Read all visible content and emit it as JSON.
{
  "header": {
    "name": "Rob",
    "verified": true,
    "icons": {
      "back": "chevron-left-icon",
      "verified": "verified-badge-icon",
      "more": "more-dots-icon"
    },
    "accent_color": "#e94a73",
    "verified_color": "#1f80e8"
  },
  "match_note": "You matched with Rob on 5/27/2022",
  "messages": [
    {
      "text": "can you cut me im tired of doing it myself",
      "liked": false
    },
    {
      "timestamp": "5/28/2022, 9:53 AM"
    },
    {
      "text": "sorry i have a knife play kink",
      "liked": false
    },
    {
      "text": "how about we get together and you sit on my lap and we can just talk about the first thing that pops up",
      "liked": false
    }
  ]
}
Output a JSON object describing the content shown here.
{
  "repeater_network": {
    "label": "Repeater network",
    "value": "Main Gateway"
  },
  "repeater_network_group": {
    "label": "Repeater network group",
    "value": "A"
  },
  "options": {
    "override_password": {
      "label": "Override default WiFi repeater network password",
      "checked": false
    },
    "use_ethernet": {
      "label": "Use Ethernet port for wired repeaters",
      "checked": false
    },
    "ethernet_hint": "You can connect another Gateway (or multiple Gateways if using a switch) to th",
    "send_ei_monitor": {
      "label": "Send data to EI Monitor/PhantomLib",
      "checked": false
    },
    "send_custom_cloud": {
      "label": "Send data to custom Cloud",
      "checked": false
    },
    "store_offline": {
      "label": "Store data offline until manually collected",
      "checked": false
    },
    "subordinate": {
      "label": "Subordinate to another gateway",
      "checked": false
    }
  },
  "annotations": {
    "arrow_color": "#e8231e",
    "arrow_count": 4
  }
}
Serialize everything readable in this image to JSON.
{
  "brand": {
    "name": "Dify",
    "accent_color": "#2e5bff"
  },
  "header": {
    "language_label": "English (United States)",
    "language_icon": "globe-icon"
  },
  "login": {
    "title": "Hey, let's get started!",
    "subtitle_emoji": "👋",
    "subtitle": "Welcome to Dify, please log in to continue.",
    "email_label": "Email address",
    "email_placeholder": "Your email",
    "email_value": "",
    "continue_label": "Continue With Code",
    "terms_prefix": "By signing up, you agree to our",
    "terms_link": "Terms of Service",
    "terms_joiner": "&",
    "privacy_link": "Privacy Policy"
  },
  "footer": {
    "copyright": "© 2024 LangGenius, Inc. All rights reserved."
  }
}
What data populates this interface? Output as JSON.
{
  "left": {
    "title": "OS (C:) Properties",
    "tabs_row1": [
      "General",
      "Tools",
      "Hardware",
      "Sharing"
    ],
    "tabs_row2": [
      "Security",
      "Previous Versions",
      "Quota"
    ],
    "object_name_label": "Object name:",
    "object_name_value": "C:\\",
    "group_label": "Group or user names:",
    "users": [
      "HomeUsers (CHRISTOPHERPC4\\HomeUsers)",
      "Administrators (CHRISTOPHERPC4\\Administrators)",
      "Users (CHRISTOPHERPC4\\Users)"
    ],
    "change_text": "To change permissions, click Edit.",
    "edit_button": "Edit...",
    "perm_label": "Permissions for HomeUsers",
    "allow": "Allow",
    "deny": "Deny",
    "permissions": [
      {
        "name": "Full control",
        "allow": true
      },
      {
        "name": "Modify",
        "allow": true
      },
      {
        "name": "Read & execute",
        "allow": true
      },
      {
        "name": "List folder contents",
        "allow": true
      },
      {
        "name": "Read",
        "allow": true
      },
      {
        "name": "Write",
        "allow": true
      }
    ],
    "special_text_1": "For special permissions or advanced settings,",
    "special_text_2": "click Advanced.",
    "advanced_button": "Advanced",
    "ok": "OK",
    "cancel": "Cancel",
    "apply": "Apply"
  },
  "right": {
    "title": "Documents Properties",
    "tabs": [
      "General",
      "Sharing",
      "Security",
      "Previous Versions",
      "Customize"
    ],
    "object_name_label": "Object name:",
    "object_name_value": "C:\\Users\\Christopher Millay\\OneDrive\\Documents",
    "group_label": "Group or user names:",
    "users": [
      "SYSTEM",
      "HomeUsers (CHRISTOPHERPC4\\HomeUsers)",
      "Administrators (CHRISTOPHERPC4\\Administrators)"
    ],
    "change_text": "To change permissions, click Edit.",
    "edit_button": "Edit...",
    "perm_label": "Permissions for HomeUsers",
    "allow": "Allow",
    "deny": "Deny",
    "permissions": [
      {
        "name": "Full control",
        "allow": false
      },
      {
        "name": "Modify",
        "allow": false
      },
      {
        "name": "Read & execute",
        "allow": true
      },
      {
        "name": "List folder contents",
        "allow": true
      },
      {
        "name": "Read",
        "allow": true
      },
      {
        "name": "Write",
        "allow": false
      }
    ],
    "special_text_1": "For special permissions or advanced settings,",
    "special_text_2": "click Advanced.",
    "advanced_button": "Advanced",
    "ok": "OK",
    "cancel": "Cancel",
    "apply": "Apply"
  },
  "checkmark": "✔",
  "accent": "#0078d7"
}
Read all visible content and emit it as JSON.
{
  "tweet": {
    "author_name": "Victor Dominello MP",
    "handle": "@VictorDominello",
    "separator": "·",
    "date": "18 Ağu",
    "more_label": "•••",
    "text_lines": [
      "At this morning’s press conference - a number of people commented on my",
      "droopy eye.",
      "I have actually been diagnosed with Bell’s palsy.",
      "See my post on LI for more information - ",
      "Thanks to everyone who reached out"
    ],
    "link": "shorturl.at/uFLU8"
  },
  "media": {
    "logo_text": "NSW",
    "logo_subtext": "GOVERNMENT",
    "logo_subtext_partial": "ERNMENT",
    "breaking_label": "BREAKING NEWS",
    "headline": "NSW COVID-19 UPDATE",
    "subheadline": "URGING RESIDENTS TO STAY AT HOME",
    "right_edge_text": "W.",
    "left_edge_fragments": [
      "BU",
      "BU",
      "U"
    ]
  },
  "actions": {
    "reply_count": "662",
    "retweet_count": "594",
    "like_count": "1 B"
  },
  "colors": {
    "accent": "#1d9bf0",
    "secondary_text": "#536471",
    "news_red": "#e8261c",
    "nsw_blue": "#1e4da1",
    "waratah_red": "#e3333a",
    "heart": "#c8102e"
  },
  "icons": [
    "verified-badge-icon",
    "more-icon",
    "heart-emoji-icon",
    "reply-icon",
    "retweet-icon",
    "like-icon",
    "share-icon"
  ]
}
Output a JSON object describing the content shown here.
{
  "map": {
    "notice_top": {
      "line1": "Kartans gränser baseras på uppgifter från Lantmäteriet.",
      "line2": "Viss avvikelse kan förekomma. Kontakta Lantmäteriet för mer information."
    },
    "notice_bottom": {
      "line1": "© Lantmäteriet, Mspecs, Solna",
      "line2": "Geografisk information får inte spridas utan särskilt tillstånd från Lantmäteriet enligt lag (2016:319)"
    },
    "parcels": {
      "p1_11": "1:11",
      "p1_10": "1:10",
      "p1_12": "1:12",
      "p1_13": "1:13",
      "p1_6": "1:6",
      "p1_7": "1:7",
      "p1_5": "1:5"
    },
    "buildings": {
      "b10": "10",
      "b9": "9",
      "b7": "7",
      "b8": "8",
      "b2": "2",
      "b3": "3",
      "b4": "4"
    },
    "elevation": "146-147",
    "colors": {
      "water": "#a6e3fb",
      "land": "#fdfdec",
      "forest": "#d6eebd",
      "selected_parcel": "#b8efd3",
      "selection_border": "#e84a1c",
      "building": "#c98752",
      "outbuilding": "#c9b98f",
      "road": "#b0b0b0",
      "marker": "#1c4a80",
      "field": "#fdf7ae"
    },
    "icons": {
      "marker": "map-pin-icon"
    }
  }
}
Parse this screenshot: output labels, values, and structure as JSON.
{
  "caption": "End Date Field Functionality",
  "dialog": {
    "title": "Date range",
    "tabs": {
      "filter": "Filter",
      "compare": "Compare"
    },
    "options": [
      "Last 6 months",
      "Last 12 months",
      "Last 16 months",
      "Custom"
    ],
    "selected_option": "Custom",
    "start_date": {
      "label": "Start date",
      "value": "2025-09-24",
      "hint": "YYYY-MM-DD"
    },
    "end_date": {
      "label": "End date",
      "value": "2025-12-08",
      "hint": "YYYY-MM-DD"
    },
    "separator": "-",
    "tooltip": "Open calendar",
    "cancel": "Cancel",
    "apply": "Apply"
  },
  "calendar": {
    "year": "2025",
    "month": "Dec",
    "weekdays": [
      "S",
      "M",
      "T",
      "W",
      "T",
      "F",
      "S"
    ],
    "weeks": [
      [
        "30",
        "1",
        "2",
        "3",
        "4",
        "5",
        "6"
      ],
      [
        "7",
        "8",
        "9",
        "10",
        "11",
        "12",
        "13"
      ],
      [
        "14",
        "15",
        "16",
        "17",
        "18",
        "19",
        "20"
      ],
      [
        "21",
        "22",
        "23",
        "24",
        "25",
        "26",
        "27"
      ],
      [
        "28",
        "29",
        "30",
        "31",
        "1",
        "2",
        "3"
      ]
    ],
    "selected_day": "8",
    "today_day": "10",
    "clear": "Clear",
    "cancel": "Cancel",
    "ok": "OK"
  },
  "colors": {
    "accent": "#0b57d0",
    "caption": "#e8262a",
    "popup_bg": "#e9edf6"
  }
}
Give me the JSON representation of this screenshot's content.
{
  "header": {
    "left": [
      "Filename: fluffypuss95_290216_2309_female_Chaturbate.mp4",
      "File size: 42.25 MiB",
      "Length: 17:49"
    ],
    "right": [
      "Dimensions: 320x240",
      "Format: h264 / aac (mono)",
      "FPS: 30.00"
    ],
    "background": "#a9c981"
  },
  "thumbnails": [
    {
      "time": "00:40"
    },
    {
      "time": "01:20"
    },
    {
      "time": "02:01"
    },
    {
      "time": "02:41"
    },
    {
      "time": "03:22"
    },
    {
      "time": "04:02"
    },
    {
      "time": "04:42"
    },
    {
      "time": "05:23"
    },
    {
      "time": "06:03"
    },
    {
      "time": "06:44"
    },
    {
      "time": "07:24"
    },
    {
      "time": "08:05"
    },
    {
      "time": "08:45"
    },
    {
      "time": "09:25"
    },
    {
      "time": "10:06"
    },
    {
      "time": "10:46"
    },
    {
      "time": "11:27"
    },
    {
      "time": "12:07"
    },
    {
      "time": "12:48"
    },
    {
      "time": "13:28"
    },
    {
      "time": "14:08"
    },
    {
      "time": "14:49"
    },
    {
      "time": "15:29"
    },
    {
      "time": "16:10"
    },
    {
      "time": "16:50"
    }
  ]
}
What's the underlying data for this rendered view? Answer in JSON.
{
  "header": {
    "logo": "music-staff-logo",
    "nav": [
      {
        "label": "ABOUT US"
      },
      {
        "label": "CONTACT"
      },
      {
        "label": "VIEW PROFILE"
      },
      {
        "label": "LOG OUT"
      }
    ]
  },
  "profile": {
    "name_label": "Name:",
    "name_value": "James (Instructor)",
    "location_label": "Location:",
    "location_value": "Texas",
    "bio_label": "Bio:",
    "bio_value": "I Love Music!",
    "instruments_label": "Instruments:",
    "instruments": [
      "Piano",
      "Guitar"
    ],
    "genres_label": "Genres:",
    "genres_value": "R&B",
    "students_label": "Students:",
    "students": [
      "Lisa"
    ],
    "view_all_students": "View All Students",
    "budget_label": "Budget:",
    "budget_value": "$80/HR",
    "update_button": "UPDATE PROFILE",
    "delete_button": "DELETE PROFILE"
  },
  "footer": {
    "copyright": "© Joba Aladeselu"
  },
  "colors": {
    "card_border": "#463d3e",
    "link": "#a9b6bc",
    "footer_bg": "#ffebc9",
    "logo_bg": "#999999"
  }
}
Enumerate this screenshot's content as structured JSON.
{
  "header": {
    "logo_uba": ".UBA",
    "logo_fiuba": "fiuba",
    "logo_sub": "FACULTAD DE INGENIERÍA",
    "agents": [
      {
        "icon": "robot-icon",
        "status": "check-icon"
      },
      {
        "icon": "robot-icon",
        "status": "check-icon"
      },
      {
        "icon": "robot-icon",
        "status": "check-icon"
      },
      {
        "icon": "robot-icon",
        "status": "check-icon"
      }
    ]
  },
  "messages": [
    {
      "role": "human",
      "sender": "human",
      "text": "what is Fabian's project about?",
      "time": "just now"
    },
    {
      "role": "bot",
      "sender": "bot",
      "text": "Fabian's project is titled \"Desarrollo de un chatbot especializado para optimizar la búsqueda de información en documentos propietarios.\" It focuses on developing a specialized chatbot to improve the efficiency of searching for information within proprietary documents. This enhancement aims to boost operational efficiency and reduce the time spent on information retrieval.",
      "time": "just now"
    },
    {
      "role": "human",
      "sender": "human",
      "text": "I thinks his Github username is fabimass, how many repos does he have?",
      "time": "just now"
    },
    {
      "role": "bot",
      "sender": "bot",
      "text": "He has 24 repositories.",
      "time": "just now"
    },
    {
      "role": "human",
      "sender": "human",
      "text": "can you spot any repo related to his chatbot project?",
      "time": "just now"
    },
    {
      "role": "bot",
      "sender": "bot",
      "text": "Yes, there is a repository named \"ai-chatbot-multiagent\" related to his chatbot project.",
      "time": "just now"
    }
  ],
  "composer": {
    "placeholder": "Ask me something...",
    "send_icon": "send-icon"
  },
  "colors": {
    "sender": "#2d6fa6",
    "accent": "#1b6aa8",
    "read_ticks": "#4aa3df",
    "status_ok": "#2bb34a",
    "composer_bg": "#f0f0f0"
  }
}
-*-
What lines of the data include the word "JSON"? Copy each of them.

*Solution*
Read all visible content and emit it as JSON.
Output a JSON object describing the content shown here.
Serialize everything readable in this image to JSON.
What data populates this interface? Output as JSON.
Read all visible content and emit it as JSON.
Output a JSON object describing the content shown here.
Parse this screenshot: output labels, values, and structure as JSON.
Give me the JSON representation of this screenshot's content.
What's the underlying data for this rendered view? Answer in JSON.
Enumerate this screenshot's content as structured JSON.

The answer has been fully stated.